Study material below:

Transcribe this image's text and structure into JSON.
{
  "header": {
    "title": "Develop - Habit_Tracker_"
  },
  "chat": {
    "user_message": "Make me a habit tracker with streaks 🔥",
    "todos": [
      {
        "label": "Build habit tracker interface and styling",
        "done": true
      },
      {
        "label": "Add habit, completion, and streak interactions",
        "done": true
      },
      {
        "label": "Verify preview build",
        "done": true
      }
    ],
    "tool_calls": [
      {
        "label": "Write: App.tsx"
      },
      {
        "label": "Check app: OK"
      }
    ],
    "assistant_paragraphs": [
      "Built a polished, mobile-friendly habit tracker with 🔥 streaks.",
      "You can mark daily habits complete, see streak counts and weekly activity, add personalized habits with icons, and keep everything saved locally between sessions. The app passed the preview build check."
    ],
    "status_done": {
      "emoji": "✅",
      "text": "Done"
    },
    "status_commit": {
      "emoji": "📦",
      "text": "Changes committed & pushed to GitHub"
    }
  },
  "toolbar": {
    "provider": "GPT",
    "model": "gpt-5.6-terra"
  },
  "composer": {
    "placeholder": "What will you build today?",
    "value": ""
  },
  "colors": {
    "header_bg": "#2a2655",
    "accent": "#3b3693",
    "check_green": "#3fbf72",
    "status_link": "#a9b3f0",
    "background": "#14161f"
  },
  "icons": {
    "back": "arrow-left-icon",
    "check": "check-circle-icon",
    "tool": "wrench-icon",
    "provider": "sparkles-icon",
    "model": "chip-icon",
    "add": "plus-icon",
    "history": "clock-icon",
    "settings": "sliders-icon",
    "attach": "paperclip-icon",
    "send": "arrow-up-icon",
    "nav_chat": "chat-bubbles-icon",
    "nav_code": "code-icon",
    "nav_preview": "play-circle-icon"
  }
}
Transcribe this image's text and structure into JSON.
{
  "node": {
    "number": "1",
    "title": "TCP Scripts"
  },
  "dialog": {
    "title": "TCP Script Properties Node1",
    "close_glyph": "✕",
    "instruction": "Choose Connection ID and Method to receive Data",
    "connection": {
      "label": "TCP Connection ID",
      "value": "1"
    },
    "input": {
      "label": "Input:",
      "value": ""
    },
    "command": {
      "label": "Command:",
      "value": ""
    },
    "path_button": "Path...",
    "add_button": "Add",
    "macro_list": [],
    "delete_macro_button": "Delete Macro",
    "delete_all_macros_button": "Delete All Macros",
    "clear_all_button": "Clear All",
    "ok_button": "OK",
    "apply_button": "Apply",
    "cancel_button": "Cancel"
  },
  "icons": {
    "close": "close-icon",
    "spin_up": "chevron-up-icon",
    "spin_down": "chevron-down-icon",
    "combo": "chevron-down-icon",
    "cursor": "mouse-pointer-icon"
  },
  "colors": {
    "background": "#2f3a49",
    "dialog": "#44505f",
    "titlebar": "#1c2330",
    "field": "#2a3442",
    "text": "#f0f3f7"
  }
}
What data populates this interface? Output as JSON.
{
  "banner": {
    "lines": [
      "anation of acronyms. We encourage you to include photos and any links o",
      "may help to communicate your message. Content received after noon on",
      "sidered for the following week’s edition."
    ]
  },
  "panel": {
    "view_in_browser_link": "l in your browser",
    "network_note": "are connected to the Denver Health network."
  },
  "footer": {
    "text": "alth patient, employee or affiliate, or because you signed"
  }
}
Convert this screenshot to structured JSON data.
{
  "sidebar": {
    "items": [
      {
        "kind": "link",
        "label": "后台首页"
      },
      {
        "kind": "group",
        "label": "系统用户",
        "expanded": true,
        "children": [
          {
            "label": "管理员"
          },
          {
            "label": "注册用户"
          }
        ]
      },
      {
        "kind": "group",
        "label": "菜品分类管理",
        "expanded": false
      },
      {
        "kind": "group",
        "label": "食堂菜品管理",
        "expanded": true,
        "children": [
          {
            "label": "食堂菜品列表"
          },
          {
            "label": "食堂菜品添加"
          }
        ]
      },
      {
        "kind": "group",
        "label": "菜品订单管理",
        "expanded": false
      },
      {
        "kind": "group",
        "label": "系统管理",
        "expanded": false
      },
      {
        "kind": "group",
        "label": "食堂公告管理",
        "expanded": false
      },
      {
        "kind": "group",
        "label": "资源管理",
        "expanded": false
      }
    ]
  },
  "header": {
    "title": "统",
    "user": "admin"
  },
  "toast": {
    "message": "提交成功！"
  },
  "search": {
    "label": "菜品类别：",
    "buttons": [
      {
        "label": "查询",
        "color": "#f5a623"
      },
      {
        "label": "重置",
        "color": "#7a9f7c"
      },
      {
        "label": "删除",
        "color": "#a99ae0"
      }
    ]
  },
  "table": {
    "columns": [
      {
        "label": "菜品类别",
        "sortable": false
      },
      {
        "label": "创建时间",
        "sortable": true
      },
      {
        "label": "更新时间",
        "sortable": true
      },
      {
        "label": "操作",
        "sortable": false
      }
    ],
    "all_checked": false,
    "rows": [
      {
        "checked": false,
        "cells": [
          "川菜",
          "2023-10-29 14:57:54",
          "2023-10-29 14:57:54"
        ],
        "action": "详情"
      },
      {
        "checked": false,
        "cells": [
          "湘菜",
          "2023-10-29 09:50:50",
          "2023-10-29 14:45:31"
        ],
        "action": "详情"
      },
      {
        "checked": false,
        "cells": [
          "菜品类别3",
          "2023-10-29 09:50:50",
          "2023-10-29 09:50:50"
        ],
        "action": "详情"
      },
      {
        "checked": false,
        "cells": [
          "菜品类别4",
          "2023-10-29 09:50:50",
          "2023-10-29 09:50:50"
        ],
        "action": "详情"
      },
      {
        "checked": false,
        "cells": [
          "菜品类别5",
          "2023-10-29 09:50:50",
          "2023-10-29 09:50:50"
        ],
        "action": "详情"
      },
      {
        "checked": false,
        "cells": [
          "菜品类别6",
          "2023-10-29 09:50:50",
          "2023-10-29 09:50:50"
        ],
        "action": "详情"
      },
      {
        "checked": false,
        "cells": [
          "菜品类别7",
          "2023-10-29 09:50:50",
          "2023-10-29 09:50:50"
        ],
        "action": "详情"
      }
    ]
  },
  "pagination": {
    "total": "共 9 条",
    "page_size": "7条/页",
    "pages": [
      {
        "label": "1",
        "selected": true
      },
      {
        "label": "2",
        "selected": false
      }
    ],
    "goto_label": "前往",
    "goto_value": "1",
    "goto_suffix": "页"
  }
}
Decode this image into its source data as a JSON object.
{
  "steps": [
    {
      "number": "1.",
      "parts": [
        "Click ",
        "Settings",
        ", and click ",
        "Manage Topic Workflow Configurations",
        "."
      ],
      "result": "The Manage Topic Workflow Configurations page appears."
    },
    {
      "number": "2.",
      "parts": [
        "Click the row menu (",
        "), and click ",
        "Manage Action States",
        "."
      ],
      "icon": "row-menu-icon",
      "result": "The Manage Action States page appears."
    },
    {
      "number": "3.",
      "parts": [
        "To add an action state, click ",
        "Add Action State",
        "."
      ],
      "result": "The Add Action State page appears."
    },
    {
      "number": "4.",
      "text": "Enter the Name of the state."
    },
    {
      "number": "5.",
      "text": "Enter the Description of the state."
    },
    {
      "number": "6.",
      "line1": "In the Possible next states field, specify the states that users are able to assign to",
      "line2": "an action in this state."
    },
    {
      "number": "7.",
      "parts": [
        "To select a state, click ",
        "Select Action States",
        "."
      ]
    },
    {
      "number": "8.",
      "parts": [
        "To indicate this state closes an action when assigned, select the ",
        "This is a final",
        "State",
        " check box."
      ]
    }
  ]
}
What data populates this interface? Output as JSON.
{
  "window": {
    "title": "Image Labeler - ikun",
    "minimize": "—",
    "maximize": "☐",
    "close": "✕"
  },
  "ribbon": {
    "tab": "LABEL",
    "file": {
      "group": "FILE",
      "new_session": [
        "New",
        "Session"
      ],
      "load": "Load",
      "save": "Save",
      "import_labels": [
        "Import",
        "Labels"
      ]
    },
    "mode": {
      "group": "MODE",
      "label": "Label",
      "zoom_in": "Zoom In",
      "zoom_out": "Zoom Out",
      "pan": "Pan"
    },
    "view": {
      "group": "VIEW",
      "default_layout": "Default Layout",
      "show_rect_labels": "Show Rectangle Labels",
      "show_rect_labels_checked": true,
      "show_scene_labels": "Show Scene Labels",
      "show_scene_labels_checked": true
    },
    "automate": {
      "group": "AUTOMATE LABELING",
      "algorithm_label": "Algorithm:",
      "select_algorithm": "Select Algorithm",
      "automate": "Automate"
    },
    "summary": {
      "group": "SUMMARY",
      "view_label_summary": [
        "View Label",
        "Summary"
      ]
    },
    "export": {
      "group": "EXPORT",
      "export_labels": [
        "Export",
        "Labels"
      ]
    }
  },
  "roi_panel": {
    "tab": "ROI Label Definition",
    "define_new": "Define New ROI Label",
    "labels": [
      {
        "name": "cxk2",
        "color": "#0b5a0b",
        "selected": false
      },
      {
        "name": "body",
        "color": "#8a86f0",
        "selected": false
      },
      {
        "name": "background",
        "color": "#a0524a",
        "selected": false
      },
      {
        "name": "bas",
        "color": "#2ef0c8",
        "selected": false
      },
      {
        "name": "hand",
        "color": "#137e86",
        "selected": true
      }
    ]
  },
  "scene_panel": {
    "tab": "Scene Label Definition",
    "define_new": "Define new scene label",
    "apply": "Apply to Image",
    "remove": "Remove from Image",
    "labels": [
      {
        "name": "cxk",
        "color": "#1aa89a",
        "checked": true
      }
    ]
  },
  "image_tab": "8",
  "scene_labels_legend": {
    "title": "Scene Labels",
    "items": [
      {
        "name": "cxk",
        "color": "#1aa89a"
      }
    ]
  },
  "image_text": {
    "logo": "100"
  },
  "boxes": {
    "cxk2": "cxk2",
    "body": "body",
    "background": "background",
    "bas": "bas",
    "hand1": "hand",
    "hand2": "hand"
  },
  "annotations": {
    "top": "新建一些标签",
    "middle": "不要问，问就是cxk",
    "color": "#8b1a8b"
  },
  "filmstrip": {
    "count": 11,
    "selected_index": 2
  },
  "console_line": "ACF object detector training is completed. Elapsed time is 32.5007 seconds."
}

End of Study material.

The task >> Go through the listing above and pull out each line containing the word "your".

Exercise output >>
      "may help to communicate your message. Content received after noon on",
    "view_in_browser_link": "l in your browser",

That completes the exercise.